It may not be as sprightly as the Wildtrack, but where the Ranger XL Sport does match its flagship counterpart is fuel economy. Ford’s claimed fuel consumption matches that of the larger, 3.2-litre 5-cylinder engine in the Wildtrak, coming in at 8.2l/100km. Not bad for a workhorse!
The Ford Ranger 2.2TDCi double cab 4×4 XL Sport auto will set you back R559,500, making it considerably cheaper than the Ranger FX4 and the Wildtrak. The XL Sport is sold with a 4-year / 120,000km comprehensive warranty, 3-year/unlimited distance roadside assistance and 5-year/unlimited km corrosion warranty. A 6-year/90 000km service plan is also included for additional peace of mind.
Should you buy the Ford Ranger XL Sport?
Ford has more Ranger variants than some people have underwear, and at first glance, the XL Sport may appear to be just a marketing ploy in an over-inflated Ranger lineup. But after driving this derivative for a week. it’s clear that there is indeed space for this spruced-up workhorse on the market. The more I drove the XL Sport, the more I fell in love with it. It’s the ideal bakkie for everyday life and is affordable enough to make it financially viable for South Africans who aspire to live the Ranger life but can’t justify shelling out on the luxury Wildtrak or FX4 versions.
The new additions to the styling make the XL Sport feel a little more special than the rest of the foot soldier bakkies on the road. The cabin had a much more luxurious feel to it and I could actually see myself buying this bakkie. For me, it’s the difference between the Ford Ranger being an aspirational luxury bakkie and an attainable family car many middle-class families can afford. Sensible, capable, and stylish, The Ford Ranger XL Sport is the bakkie we’ve all been asking for.
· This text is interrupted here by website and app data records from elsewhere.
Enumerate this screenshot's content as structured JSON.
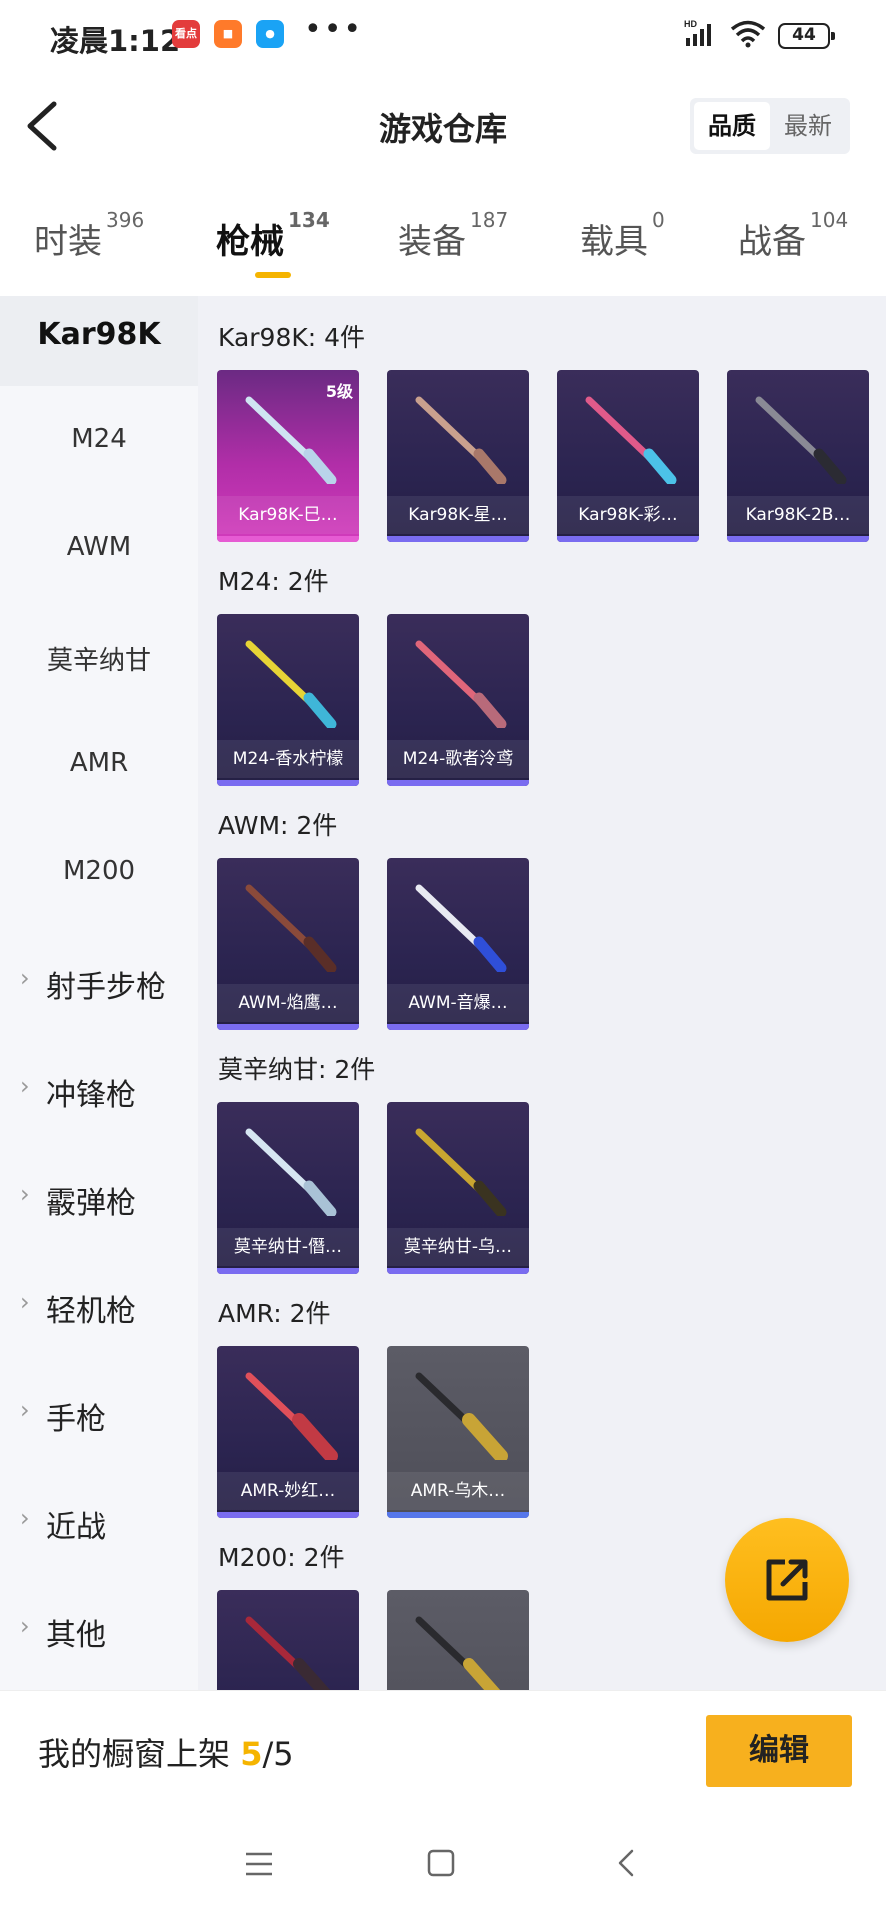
{
  "status_bar": {
    "time": "凌晨1:12",
    "battery": "44",
    "app1": "看点"
  },
  "header": {
    "title": "游戏仓库",
    "sort_quality": "品质",
    "sort_newest": "最新"
  },
  "tabs": [
    {
      "label": "时装",
      "count": "396"
    },
    {
      "label": "枪械",
      "count": "134"
    },
    {
      "label": "装备",
      "count": "187"
    },
    {
      "label": "载具",
      "count": "0"
    },
    {
      "label": "战备",
      "count": "104"
    }
  ],
  "sidebar": {
    "items": [
      "Kar98K",
      "M24",
      "AWM",
      "莫辛纳甘",
      "AMR",
      "M200"
    ],
    "categories": [
      "射手步枪",
      "冲锋枪",
      "霰弹枪",
      "轻机枪",
      "手枪",
      "近战",
      "其他"
    ]
  },
  "sections": [
    {
      "title": "Kar98K: 4件",
      "items": [
        "Kar98K-巳…",
        "Kar98K-星…",
        "Kar98K-彩…",
        "Kar98K-2B…"
      ],
      "level": "5级"
    },
    {
      "title": "M24: 2件",
      "items": [
        "M24-香水柠檬",
        "M24-歌者泠鸢"
      ]
    },
    {
      "title": "AWM: 2件",
      "items": [
        "AWM-焰鹰…",
        "AWM-音爆…"
      ]
    },
    {
      "title": "莫辛纳甘: 2件",
      "items": [
        "莫辛纳甘-僭…",
        "莫辛纳甘-乌…"
      ]
    },
    {
      "title": "AMR: 2件",
      "items": [
        "AMR-妙红…",
        "AMR-乌木…"
      ]
    },
    {
      "title": "M200: 2件",
      "items": [
        "",
        ""
      ]
    }
  ],
  "footer": {
    "label": "我的橱窗上架",
    "current": "5",
    "total": "/5",
    "edit": "编辑"
  },
  "colors": {
    "accent": "#f5b400",
    "card_bg": "#2b2450",
    "pink_card": "#b12ea8"
  }
}
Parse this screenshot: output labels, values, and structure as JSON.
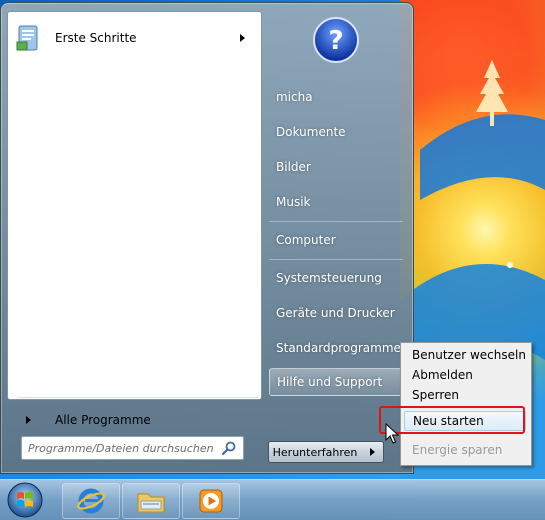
{
  "left_pane": {
    "items": [
      {
        "label": "Erste Schritte",
        "icon": "getting-started-icon",
        "has_submenu": true
      }
    ],
    "all_programs_label": "Alle Programme",
    "search": {
      "placeholder": "Programme/Dateien durchsuchen",
      "value": ""
    }
  },
  "right_pane": {
    "items": [
      {
        "label": "micha"
      },
      {
        "label": "Dokumente"
      },
      {
        "label": "Bilder"
      },
      {
        "label": "Musik"
      },
      {
        "label": "Computer"
      },
      {
        "label": "Systemsteuerung"
      },
      {
        "label": "Geräte und Drucker"
      },
      {
        "label": "Standardprogramme"
      },
      {
        "label": "Hilfe und Support"
      }
    ],
    "shutdown_label": "Herunterfahren"
  },
  "context_menu": {
    "items": [
      {
        "label": "Benutzer wechseln",
        "enabled": true
      },
      {
        "label": "Abmelden",
        "enabled": true
      },
      {
        "label": "Sperren",
        "enabled": true
      },
      {
        "label": "Neu starten",
        "enabled": true,
        "highlighted": true
      },
      {
        "label": "Energie sparen",
        "enabled": false
      }
    ]
  },
  "taskbar": {
    "apps": [
      {
        "icon": "internet-explorer-icon"
      },
      {
        "icon": "windows-explorer-icon"
      },
      {
        "icon": "media-player-icon"
      }
    ]
  },
  "colors": {
    "highlight_border": "#e0121a",
    "menu_hover": "#dcebf8"
  }
}
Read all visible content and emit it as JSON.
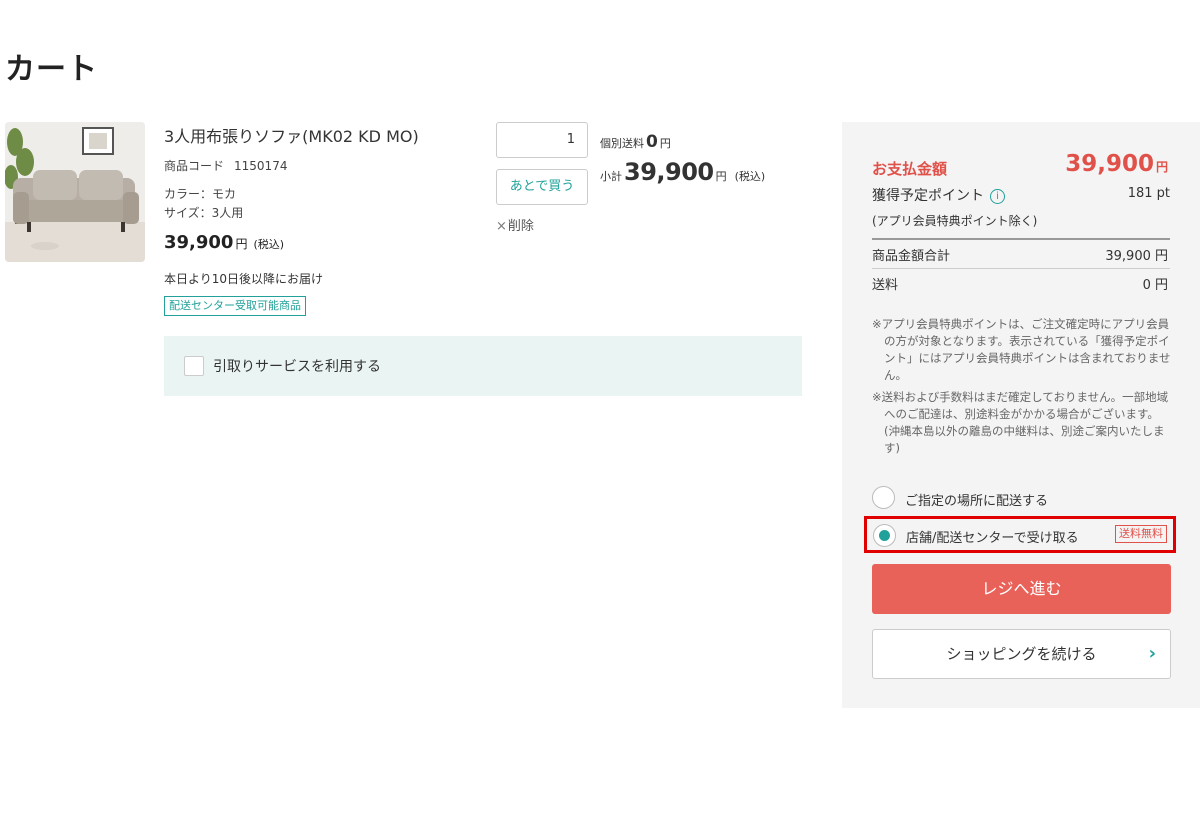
{
  "page": {
    "title": "カート"
  },
  "product": {
    "name": "3人用布張りソファ(MK02 KD MO)",
    "code_label": "商品コード",
    "code": "1150174",
    "color": "カラー：モカ",
    "size": "サイズ：3人用",
    "price": "39,900",
    "price_yen": "円",
    "price_tax": "(税込)",
    "delivery": "本日より10日後以降にお届け",
    "badge": "配送センター受取可能商品",
    "image_icon": "sofa-product-image"
  },
  "item_actions": {
    "quantity": "1",
    "later_button": "あとで買う",
    "delete_label": "削除",
    "delete_icon": "×"
  },
  "item_totals": {
    "shipping_label": "個別送料",
    "shipping_value": "0",
    "shipping_yen": "円",
    "subtotal_label": "小計",
    "subtotal_value": "39,900",
    "subtotal_yen": "円",
    "subtotal_tax": "(税込)"
  },
  "pickup_service": {
    "label": "引取りサービスを利用する"
  },
  "summary": {
    "pay_label": "お支払金額",
    "pay_amount": "39,900",
    "pay_yen": "円",
    "points_label": "獲得予定ポイント",
    "info_icon": "i",
    "points_value": "181 pt",
    "points_note": "(アプリ会員特典ポイント除く)",
    "rows": [
      {
        "label": "商品金額合計",
        "value": "39,900 円"
      },
      {
        "label": "送料",
        "value": "0 円"
      }
    ],
    "notes": [
      "※アプリ会員特典ポイントは、ご注文確定時にアプリ会員の方が対象となります。表示されている「獲得予定ポイント」にはアプリ会員特典ポイントは含まれておりません。",
      "※送料および手数料はまだ確定しておりません。一部地域へのご配達は、別途料金がかかる場合がございます。(沖縄本島以外の離島の中継料は、別途ご案内いたします)"
    ],
    "delivery_options": [
      {
        "label": "ご指定の場所に配送する",
        "selected": false
      },
      {
        "label": "店舗/配送センターで受け取る",
        "selected": true,
        "badge": "送料無料"
      }
    ],
    "checkout_button": "レジへ進む",
    "continue_button": "ショッピングを続ける",
    "continue_icon": "›"
  },
  "colors": {
    "accent_red": "#e0514a",
    "checkout_bg": "#e9625a",
    "teal": "#21a19a",
    "highlight_border": "#e00000",
    "sidebar_bg": "#f4f4f4",
    "pickup_bg": "#eaf4f3"
  }
}
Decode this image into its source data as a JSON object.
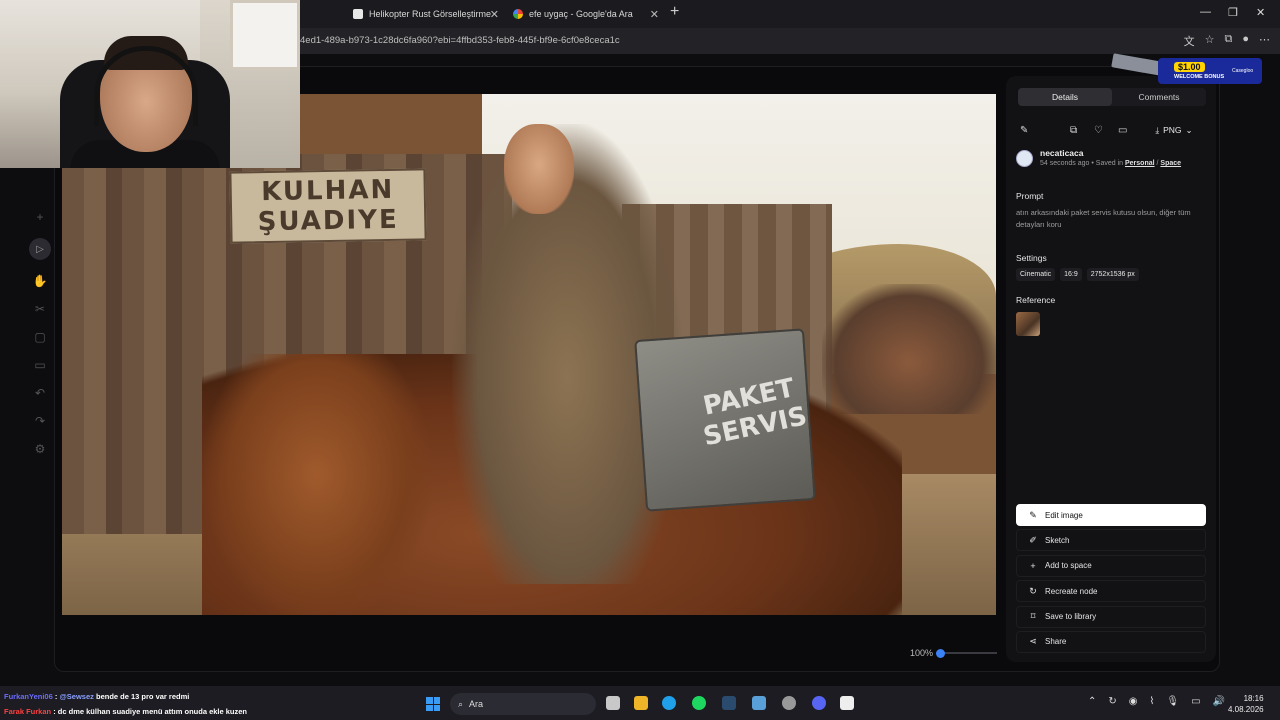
{
  "browser": {
    "tabs": [
      {
        "title": "Helikopter Rust Görselleştirme"
      },
      {
        "title": "efe uygaç - Google'da Ara"
      }
    ],
    "url": "4ed1-489a-b973-1c28dc6fa960?ebi=4ffbd353-feb8-445f-bf9e-6cf0e8ceca1c"
  },
  "image": {
    "sign_line1": "KULHAN",
    "sign_line2": "ŞUADIYE",
    "box_line1": "PAKET",
    "box_line2": "SERVIS"
  },
  "zoom": {
    "level": "100%"
  },
  "panel": {
    "tabs": {
      "details": "Details",
      "comments": "Comments"
    },
    "download_format": "PNG",
    "user": {
      "name": "necaticaca",
      "time": "54 seconds ago",
      "saved_in": "Saved in",
      "folder": "Personal",
      "separator": "/",
      "space": "Space"
    },
    "prompt_label": "Prompt",
    "prompt_text": "atın arkasındaki paket servis kutusu olsun, diğer tüm detayları koru",
    "settings_label": "Settings",
    "settings": [
      "Cinematic",
      "16:9",
      "2752x1536 px"
    ],
    "reference_label": "Reference",
    "actions": [
      {
        "label": "Edit image",
        "icon": "edit-image-icon"
      },
      {
        "label": "Sketch",
        "icon": "brush-icon"
      },
      {
        "label": "Add to space",
        "icon": "plus-icon"
      },
      {
        "label": "Recreate node",
        "icon": "refresh-icon"
      },
      {
        "label": "Save to library",
        "icon": "bookmark-icon"
      },
      {
        "label": "Share",
        "icon": "share-icon"
      }
    ]
  },
  "promo": {
    "amount": "$1.00",
    "label": "WELCOME BONUS",
    "brand": "Casegloo"
  },
  "chat": [
    {
      "user": "FurkanYeni06",
      "sep": ":",
      "mention": "@Sewsez",
      "text": "bende de 13 pro var redmi"
    },
    {
      "user": "Farak Furkan",
      "sep": ":",
      "mention": "",
      "text": "dc dme külhan suadiye menü attım onuda ekle kuzen"
    }
  ],
  "taskbar": {
    "search_placeholder": "Ara",
    "time": "18:16",
    "date": "4.08.2026"
  },
  "colors": {
    "accent": "#3b82f6",
    "panel": "#121215",
    "primary_button": "#ffffff"
  }
}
After years of working as an Editor and writer for popular websites like Joburg’s Darling, Cape Town’s Darling and Joburg.co.za, Crystal left her sanity and an established career in lifestyle journalism behind to follow her dream of creating a website for the intellectual and discerning woman. Today she spends her time chasing the thrill of being the first to know about ‘the next big thing’. She’ll try anything once and has been known to put her body, hair and health on the line – all in the name of research.